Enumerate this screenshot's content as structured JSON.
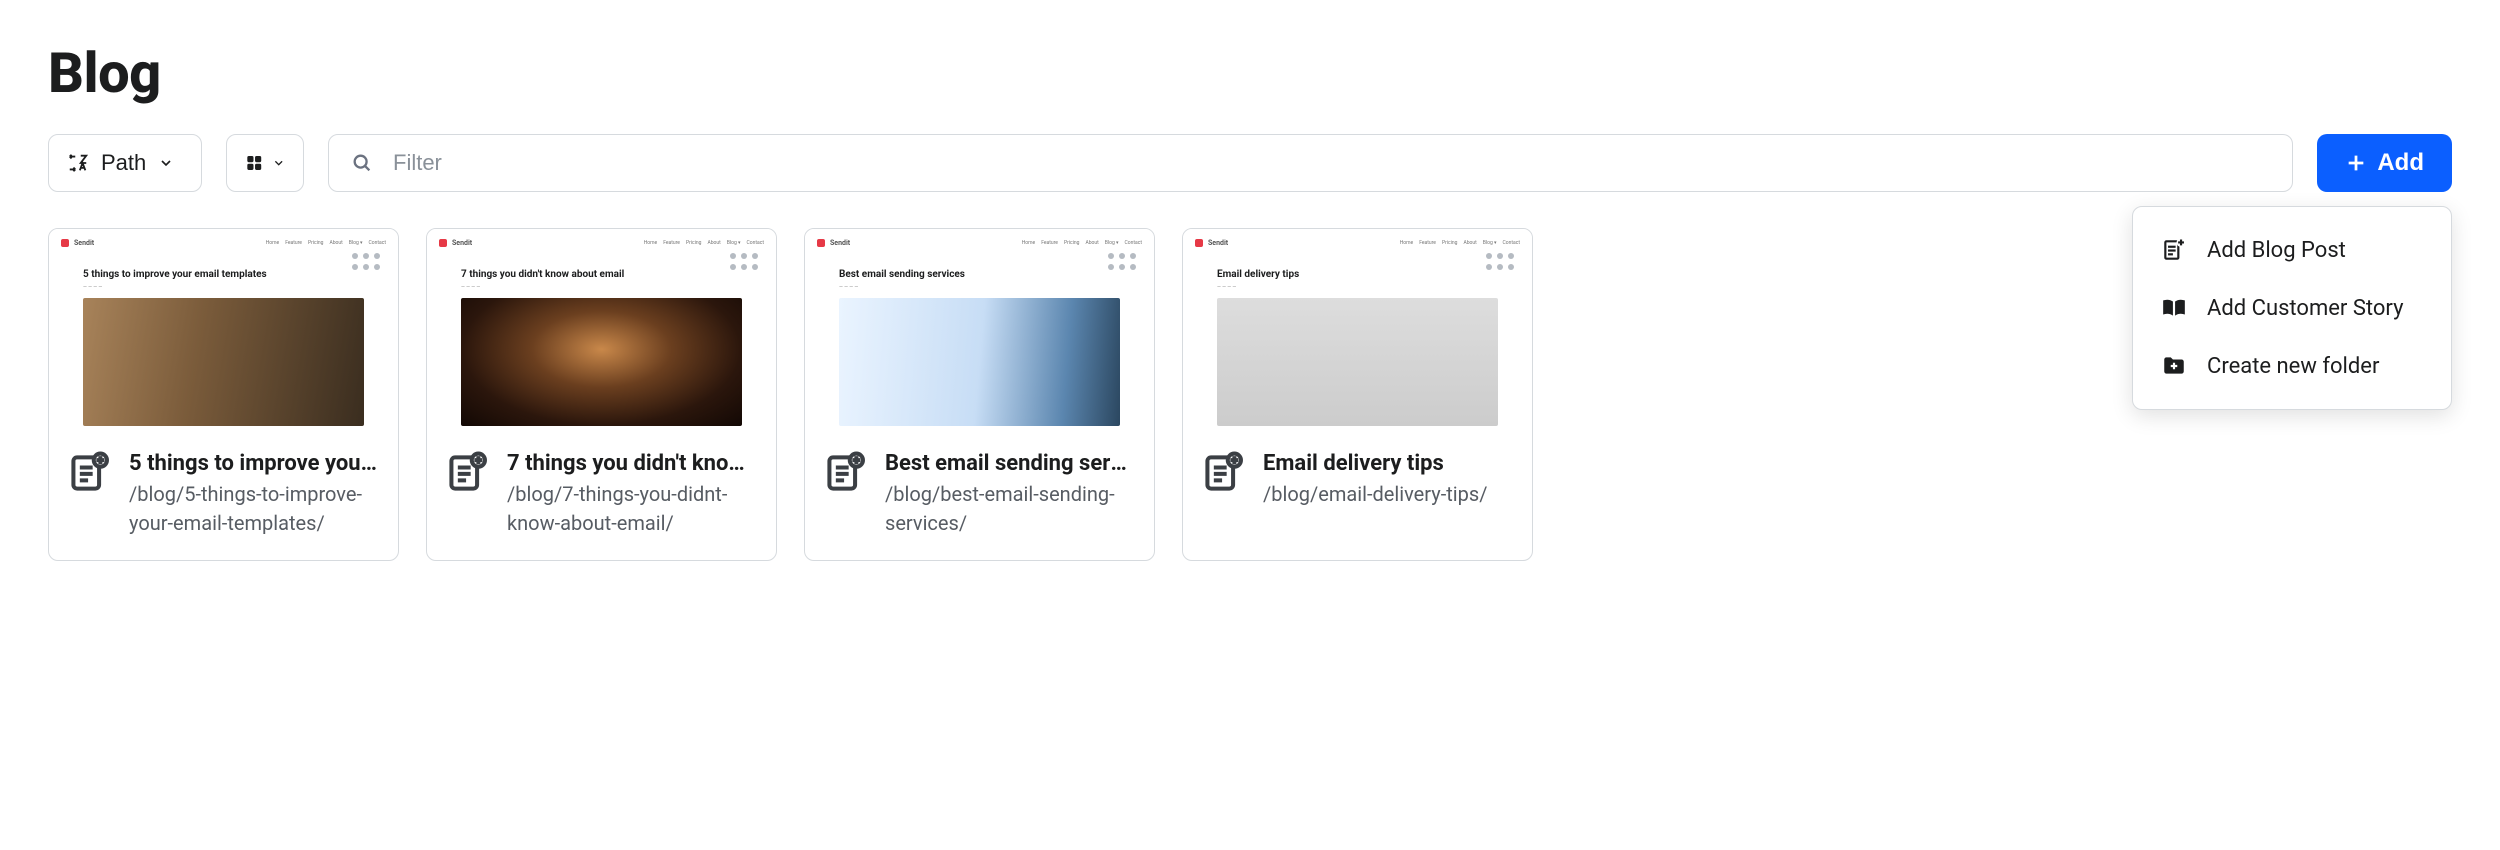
{
  "page_title": "Blog",
  "toolbar": {
    "sort_label": "Path",
    "filter_placeholder": "Filter",
    "add_label": "Add"
  },
  "add_menu": {
    "items": [
      {
        "label": "Add Blog Post",
        "icon": "page-add-icon"
      },
      {
        "label": "Add Customer Story",
        "icon": "book-open-icon"
      },
      {
        "label": "Create new folder",
        "icon": "folder-add-icon"
      }
    ]
  },
  "cards": [
    {
      "mini_title": "5 things to improve your email templates",
      "title": "5 things to improve your ...",
      "path": "/blog/5-things-to-improve-your-email-templates/"
    },
    {
      "mini_title": "7 things you didn't know about email",
      "title": "7 things you didn't know ...",
      "path": "/blog/7-things-you-didnt-know-about-email/"
    },
    {
      "mini_title": "Best email sending services",
      "title": "Best email sending servi...",
      "path": "/blog/best-email-sending-services/"
    },
    {
      "mini_title": "Email delivery tips",
      "title": "Email delivery tips",
      "path": "/blog/email-delivery-tips/"
    }
  ],
  "mini_nav_links": [
    "Home",
    "Feature",
    "Pricing",
    "About",
    "Blog ▾",
    "Contact"
  ],
  "mini_brand": "Sendit"
}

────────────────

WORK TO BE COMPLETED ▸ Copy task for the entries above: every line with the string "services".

REPLY TO THE TASK ▸
      "mini_title": "Best email sending services",
      "path": "/blog/best-email-sending-services/"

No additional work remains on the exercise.